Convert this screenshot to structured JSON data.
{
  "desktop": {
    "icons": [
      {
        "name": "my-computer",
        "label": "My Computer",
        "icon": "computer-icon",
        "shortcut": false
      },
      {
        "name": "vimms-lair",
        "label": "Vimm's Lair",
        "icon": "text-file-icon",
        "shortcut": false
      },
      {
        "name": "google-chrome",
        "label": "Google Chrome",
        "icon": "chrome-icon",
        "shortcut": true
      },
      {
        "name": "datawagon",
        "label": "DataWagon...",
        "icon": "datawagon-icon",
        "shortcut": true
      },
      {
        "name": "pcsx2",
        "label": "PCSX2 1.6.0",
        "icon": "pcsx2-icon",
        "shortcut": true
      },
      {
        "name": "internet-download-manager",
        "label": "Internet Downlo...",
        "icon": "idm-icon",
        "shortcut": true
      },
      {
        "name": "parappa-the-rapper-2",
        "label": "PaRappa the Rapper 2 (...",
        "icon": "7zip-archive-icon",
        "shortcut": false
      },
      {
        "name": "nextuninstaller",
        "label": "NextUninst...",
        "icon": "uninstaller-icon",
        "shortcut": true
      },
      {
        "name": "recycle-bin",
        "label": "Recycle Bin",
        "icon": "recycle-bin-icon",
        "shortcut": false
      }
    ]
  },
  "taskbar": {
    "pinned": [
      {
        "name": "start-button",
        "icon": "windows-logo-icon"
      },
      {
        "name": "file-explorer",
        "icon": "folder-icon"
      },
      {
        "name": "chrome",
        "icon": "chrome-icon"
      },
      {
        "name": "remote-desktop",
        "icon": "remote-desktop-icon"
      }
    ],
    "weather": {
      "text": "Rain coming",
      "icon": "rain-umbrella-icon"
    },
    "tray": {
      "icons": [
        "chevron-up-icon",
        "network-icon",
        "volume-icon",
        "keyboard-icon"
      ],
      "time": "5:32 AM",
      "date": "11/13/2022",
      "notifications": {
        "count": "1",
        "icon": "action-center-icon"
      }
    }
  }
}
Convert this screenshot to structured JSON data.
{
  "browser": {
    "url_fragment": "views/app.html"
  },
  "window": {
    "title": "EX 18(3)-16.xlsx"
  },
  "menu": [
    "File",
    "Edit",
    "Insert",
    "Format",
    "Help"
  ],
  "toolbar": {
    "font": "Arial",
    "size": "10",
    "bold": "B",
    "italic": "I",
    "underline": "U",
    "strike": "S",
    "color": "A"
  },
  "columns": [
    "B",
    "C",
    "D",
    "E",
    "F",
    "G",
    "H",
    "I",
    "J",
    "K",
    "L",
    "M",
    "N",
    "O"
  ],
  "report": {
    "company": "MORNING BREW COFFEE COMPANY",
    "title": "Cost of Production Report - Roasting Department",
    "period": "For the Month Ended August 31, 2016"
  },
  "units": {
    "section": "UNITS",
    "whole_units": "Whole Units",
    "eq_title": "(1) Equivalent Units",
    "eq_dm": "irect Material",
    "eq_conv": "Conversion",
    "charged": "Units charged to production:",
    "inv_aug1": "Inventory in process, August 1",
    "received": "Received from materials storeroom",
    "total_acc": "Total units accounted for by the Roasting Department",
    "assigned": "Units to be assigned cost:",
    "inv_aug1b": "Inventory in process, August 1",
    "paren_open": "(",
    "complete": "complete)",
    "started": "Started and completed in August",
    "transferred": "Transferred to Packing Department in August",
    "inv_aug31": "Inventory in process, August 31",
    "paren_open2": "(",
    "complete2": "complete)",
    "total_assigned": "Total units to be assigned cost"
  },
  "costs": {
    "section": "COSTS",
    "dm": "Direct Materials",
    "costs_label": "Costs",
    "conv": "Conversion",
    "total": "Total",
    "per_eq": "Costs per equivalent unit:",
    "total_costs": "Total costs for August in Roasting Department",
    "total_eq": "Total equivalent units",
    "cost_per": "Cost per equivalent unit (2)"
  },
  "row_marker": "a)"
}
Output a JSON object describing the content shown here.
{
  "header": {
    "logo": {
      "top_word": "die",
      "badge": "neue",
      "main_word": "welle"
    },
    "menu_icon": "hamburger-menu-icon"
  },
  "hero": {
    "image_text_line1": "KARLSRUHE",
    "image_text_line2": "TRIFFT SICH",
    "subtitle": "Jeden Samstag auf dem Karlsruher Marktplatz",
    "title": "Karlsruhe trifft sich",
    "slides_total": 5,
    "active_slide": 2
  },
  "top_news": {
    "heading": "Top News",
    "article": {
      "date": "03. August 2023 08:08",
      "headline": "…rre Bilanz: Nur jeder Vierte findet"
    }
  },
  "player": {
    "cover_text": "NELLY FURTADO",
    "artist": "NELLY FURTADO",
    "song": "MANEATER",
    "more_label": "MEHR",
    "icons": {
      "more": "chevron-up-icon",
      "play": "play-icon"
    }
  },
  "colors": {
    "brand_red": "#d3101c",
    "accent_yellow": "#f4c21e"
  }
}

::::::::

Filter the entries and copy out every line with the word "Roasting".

    "title": "Cost of Production Report - Roasting Department",
    "total_acc": "Total units accounted for by the Roasting Department",
    "total_costs": "Total costs for August in Roasting Department",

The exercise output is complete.